[Study material Boundary: Start]

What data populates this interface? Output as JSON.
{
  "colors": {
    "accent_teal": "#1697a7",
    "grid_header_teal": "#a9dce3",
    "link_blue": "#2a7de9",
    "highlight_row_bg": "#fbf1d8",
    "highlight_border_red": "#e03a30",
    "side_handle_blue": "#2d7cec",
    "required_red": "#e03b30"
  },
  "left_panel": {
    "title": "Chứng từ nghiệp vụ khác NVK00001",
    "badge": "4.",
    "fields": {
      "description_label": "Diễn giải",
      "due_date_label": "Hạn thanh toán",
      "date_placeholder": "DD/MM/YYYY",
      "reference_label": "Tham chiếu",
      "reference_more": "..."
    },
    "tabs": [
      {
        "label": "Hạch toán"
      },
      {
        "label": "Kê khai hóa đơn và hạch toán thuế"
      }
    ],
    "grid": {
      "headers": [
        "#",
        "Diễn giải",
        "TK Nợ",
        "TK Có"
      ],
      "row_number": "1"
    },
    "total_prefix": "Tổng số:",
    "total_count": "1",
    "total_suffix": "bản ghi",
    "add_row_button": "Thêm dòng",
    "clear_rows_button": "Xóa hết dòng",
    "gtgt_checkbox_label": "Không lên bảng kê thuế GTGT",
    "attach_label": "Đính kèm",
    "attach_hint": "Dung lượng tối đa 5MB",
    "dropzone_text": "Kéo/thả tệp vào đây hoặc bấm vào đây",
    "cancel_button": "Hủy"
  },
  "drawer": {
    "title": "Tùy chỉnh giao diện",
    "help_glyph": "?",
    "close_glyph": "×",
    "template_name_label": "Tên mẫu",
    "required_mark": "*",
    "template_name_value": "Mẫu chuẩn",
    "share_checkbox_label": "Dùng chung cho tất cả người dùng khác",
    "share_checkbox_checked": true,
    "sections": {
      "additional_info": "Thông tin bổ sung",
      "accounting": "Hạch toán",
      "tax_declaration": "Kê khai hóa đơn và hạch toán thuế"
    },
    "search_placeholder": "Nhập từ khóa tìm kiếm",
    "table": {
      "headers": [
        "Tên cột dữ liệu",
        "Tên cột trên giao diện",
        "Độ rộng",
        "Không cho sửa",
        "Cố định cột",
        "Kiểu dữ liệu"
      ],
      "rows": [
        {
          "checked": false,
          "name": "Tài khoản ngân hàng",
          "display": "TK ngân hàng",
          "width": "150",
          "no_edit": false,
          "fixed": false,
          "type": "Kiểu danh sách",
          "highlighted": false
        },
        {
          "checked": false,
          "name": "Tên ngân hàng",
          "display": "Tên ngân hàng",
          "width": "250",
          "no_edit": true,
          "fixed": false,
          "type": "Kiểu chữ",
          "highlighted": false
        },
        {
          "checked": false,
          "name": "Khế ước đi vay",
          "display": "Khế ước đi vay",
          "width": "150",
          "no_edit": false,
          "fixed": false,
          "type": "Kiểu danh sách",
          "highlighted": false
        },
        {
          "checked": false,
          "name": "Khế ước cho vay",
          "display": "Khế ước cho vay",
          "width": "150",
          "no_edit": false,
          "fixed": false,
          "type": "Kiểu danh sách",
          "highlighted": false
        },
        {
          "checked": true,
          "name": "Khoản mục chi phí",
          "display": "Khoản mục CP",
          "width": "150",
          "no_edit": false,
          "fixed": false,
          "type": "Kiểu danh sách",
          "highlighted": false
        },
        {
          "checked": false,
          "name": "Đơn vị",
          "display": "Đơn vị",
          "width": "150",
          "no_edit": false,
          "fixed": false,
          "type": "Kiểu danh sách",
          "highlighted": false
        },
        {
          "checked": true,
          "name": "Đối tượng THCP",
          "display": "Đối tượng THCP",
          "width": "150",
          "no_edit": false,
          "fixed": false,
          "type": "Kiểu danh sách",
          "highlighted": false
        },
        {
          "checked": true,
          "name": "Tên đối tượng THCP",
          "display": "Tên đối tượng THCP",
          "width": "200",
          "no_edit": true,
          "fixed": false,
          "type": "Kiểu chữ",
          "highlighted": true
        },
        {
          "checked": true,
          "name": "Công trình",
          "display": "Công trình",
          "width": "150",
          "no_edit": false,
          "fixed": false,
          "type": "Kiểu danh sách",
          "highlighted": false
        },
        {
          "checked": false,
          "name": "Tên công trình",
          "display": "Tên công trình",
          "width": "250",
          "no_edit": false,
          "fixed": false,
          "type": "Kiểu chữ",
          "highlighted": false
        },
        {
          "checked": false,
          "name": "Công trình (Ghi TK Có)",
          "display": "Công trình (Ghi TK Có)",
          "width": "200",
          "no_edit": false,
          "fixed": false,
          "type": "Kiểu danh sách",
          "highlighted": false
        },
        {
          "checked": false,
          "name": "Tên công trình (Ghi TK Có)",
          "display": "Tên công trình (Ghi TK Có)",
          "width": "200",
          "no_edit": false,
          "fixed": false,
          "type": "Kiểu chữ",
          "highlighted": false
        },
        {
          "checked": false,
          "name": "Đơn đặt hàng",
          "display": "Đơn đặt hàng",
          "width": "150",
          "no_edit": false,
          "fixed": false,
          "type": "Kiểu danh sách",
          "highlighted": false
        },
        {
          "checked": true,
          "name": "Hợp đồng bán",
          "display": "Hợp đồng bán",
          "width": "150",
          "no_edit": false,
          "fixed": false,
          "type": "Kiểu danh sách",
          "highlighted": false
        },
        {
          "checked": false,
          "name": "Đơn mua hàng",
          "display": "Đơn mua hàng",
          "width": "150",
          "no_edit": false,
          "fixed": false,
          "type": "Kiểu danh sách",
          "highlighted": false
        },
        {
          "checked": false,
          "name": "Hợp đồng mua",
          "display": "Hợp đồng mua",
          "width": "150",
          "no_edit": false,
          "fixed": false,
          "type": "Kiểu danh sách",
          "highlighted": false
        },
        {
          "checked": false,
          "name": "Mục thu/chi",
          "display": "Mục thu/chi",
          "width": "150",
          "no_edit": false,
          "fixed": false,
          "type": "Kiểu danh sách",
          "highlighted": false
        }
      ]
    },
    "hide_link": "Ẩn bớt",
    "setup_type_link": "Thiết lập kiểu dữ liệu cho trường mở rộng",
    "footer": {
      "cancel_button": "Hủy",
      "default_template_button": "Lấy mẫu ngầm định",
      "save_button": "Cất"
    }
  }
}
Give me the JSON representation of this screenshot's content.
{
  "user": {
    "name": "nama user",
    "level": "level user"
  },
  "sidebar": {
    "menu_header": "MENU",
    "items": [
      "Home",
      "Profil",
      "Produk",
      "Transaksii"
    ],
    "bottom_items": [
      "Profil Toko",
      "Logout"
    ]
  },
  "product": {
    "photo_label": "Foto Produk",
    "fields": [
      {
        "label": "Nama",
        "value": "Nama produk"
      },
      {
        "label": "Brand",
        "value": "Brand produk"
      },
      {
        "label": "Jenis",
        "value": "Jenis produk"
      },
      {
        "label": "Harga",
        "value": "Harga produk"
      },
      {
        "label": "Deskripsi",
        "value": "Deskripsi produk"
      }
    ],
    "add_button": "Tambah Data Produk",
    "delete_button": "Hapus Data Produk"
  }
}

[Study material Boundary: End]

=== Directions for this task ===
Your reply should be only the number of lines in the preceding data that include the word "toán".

=== Answer below ===
5